ROCKFORD — Revenue generated by a 3% tax on the sale of recreational cannabis will be spent in areas of the city disproportionately impacted by marijuana laws, under a resolution approved by the City Council.
Aldermen created a cannabis fund designed to support programs for economic and business development, education, job training and youth programming.
“I believe it’s absolutely a good idea,” Alderwoman Venita Hervey, D-5, said. “If we’re going to sell marijuana, then let’s make some of that sales tax money go toward something that can fix some of the harms in the community. It’s a fact that certain communities in every city — and in Rockford it was the African American community and, in some aspects, the Latino community — were disproportionately hit by law enforcement for cannabis offenses.”
The sale of recreational marijuana became legal in Illinois on Jan. 1, 2020. Rockford has two dispensaries that are licensed to sell cannabis for recreational purposes.
It’s still unclear how much revenue the 3% tax will generate for Rockford, according to City Administrator Todd Cagnoni.
“The state prohibits us from providing sales tax figures for individual businesses,” Cagnoni said. “However, we anticipate the city will collect hundreds of thousands of dollars in tax revenue each year from the sale of recreational marijuana.”
Although no programs or initiatives have been identified, city staff believes the cannabis fund will help the city’s efforts to invest in underserved areas and disadvantaged individuals.

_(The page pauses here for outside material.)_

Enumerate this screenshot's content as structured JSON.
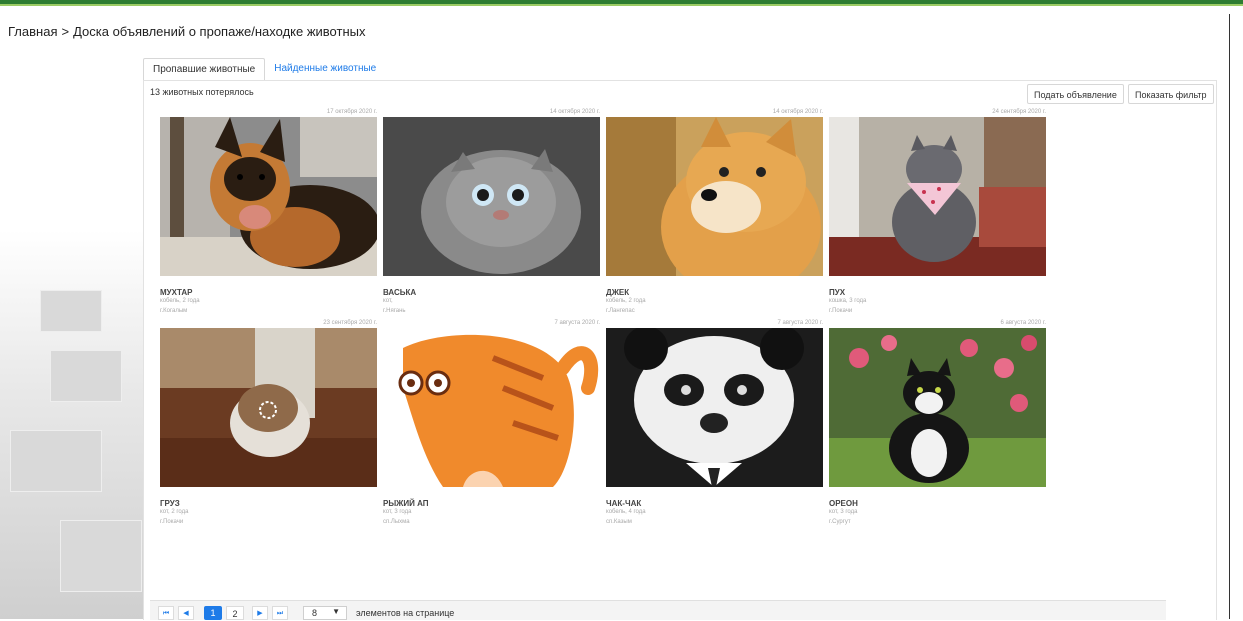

Specific spending proposals for the fund must be authorized by City Council.
“When we see the direction of the country as far as legalizing marijuana, we can right the wrongs of some of the draconian effects of the failed war on drugs over the past 40 to 50 years,” Alderman Jonathan Logemann, D-2, said. “I think that’s important public policy, and I think it’s smart public policy.”
City Council vote on the creation of the cannabis fund was not unanimous.
Linda McNeely, D-13, and Tim Durkee, R-1, voted “no”.
“The ordinance is vague. It’s like throwing everything against the wall and everything sticks,” Durkee said. “There’s a lot of social services. There’s a lot of money flowing into Rockford for these things that are already in existence and I’m not so sure expanding them is good for the city. I’d rather see the city reinvest in itself and reinvest in economic development, which provides far more opportunities for folks, especially in some of the challenged areas that we have.”
Durkee also suggested that the city needs to funnel more resources toward its pension obligations.
The creation of the cannabis fund is consistent with the state act that legalized recreational marijuana and its provisions to set aside funds for those areas of the city disproportionately impacted by marijuana laws, city officials said.
Hervey said she’ll advocate using a portion of the money job training.
“Some cities have programs where they offer to pay the first three months or six months of a person’s salary without a lot of bureaucracy if employers are willing to give some of these folks who are ex-offenders a chance,” Hervey said. “We’re going to try and make an impact in areas of our city that were negatively impacted by marijuana crime enforcement. We’re going to try and fix some of that.”
Ken DeCoster: firstname.lastname@example.org; @DeCosterKen